  • The AARDDVARK/WWLLN Very Low Frequency (VLF) Radio Sensor was installed at Arrival Heights from 10-15 December 2008 by Dr Craig J. Rodger and Dr. James Brundell as part of Antarctica New Zealand Event K069A. The sensor measures the magnetic field in the Very Low Frequency radio range (~500 Hz-50 kHz), and passes it to a PC which processes the data for the experiments. The primary experiment is the AARDDVARK observations, which measures powerful and distant communications transmitters operating in the VLF range. As such, the dataset is "narrowband", taking amplitude and phase measurements at the transmission frequencies. For this sensor, there is 0.2s time resolution. The Konsortia sensors detect changes in ionisation levels from ~30-85 km altitude, with the goal of increasing the understanding of energy coupling between the Earth's atmosphere, Sun, and Space. We use the upper atmosphere as a gigantic energetic particle detector to observe and understand changing energy flows; this Science area impacts our knowledge of global change, communications, and navigation. One of the few experimental techniques that can probe these altitudes uses very low-frequency (VLF) electromagnetic radiation, trapped between the lower ionosphere (~85 km) and the Earth, and thus said to be propagating "subionospherically". The sensor is currently logging transmitters in the northern & southern hemispheres, over a very wide longitude range.
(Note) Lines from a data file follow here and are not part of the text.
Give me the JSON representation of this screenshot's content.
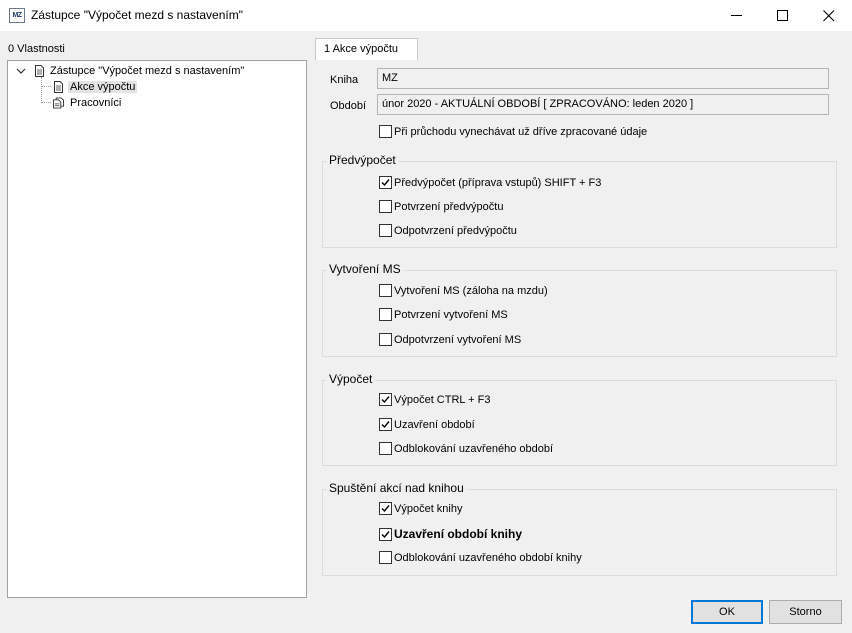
{
  "window": {
    "title": "Zástupce \"Výpočet mezd s nastavením\"",
    "app_icon_text": "MZ"
  },
  "left_panel": {
    "tab_label": "0 Vlastnosti",
    "tree": {
      "root_label": "Zástupce \"Výpočet mezd s nastavením\"",
      "children": [
        {
          "label": "Akce výpočtu",
          "selected": true
        },
        {
          "label": "Pracovníci",
          "selected": false
        }
      ]
    }
  },
  "right_panel": {
    "tab_label": "1 Akce výpočtu",
    "fields": {
      "kniha_label": "Kniha",
      "kniha_value": "MZ",
      "obdobi_label": "Období",
      "obdobi_value": "únor 2020 - AKTUÁLNÍ OBDOBÍ [ ZPRACOVÁNO: leden 2020 ]"
    },
    "skip_processed": {
      "label": "Při průchodu vynechávat už dříve zpracované údaje",
      "checked": false
    },
    "groups": [
      {
        "title": "Předvýpočet",
        "items": [
          {
            "label": "Předvýpočet (příprava vstupů) SHIFT + F3",
            "checked": true
          },
          {
            "label": "Potvrzení předvýpočtu",
            "checked": false
          },
          {
            "label": "Odpotvrzení předvýpočtu",
            "checked": false
          }
        ]
      },
      {
        "title": "Vytvoření MS",
        "items": [
          {
            "label": "Vytvoření MS (záloha na mzdu)",
            "checked": false
          },
          {
            "label": "Potvrzení vytvoření MS",
            "checked": false
          },
          {
            "label": "Odpotvrzení vytvoření MS",
            "checked": false
          }
        ]
      },
      {
        "title": "Výpočet",
        "items": [
          {
            "label": "Výpočet CTRL + F3",
            "checked": true
          },
          {
            "label": "Uzavření období",
            "checked": true
          },
          {
            "label": "Odblokování uzavřeného období",
            "checked": false
          }
        ]
      },
      {
        "title": "Spuštění akcí nad knihou",
        "items": [
          {
            "label": "Výpočet knihy",
            "checked": true
          },
          {
            "label": "Uzavření období knihy",
            "checked": true,
            "bold": true
          },
          {
            "label": "Odblokování uzavřeného období knihy",
            "checked": false
          }
        ]
      }
    ]
  },
  "buttons": {
    "ok_label": "OK",
    "cancel_label": "Storno"
  },
  "colors": {
    "accent": "#0078d7",
    "background": "#f0f0f0"
  },
  "icons": {
    "tree_root": "document-icon",
    "tree_child_1": "document-icon",
    "tree_child_2": "documents-icon"
  }
}
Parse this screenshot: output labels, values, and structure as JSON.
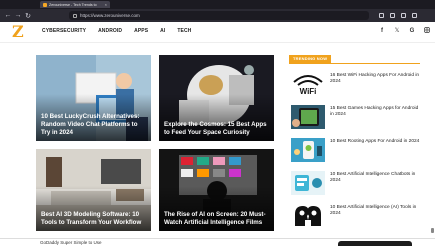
{
  "browser": {
    "tab_title": "Zerouniverse - Tech Trends to",
    "url": "https://www.zerouniverse.com"
  },
  "site": {
    "logo_letter": "Z",
    "nav": [
      "CYBERSECURITY",
      "ANDROID",
      "APPS",
      "AI",
      "TECH"
    ],
    "social_icons": [
      "facebook-icon",
      "x-icon",
      "google-icon",
      "instagram-icon"
    ]
  },
  "articles": [
    {
      "title": "10 Best LuckyCrush Alternatives: Random Video Chat Platforms to Try in 2024"
    },
    {
      "title": "Explore the Cosmos: 15 Best Apps to Feed Your Space Curiosity"
    },
    {
      "title": "Best AI 3D Modeling Software: 10 Tools to Transform Your Workflow"
    },
    {
      "title": "The Rise of AI on Screen: 20 Must-Watch Artificial Intelligence Films"
    }
  ],
  "sidebar": {
    "heading": "TRENDING NOW",
    "items": [
      {
        "title": "16 Best WiFi Hacking Apps For Android in 2024",
        "thumb": "wifi-logo"
      },
      {
        "title": "15 Best Games Hacking Apps for Android in 2024",
        "thumb": "phone-game"
      },
      {
        "title": "10 Best Rooting Apps For Android in 2024",
        "thumb": "rooting-illustration"
      },
      {
        "title": "10 Best Artificial Intelligence Chatbots in 2024",
        "thumb": "chatbot-illustration"
      },
      {
        "title": "10 Best Artificial Intelligence (AI) Tools in 2024",
        "thumb": "ai-heads"
      }
    ]
  },
  "ad": {
    "text": "GoDaddy Super Simple to Use"
  },
  "colors": {
    "accent": "#f0a21d",
    "browser_dark": "#1c1b22",
    "toolbar": "#2b2a33"
  }
}
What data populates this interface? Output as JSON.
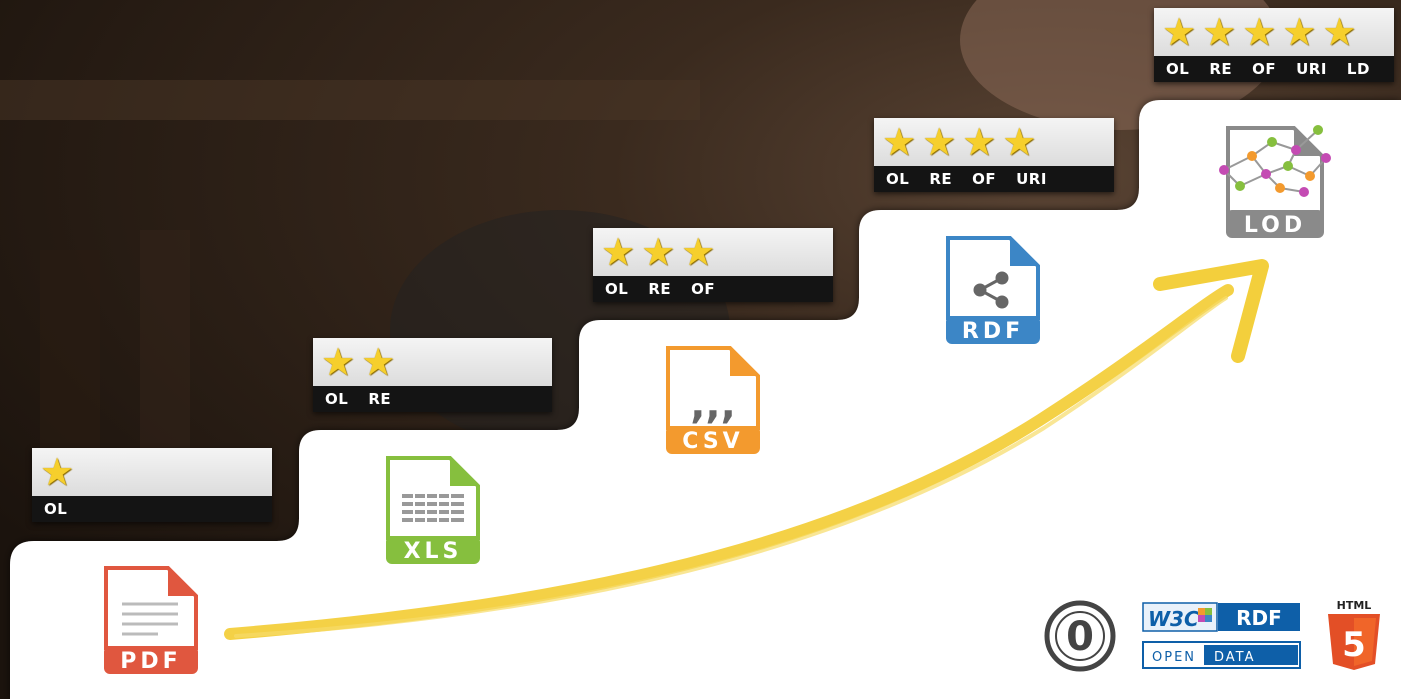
{
  "badges": [
    {
      "stars": 1,
      "labels": [
        "OL"
      ]
    },
    {
      "stars": 2,
      "labels": [
        "OL",
        "RE"
      ]
    },
    {
      "stars": 3,
      "labels": [
        "OL",
        "RE",
        "OF"
      ]
    },
    {
      "stars": 4,
      "labels": [
        "OL",
        "RE",
        "OF",
        "URI"
      ]
    },
    {
      "stars": 5,
      "labels": [
        "OL",
        "RE",
        "OF",
        "URI",
        "LD"
      ]
    }
  ],
  "formats": {
    "pdf": "PDF",
    "xls": "XLS",
    "csv": "CSV",
    "rdf": "RDF",
    "lod": "LOD"
  },
  "logos": {
    "cc0": "0",
    "w3c": "W3C",
    "rdf": "RDF",
    "open": "OPEN",
    "data": "DATA",
    "html": "HTML",
    "html_version": "5"
  },
  "colors": {
    "star": "#f6cf2c",
    "pdf": "#e0573f",
    "xls": "#86bf3e",
    "csv": "#f39a2e",
    "rdf": "#3c86c6",
    "lod": "#8a8a8a",
    "arrow": "#f3cf3c",
    "html5": "#e34f26",
    "w3c_blue": "#0e5fa8"
  }
}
Both experiments send the processed data across the internet. AARDDVARK observations are sent to the University of Otago once a day at an agreed time. The new AH receiver was the 10th station in the AARDDVARK network, jointly lead by the University of Otago and the British Antarctic Survey. Two near-orthogonal magnetic field loops measuring VLF electromagnetic waves. The centre of the antenna is at 77° 49.790' S, 166° 39.438' E, based on a GPS measurement with 1 m accuracy. Logging is undertaken with UltraMSK software running on a PC locked to GPS timing. GET DATA: https://space.physics.otago.ac.nz/aarddvark/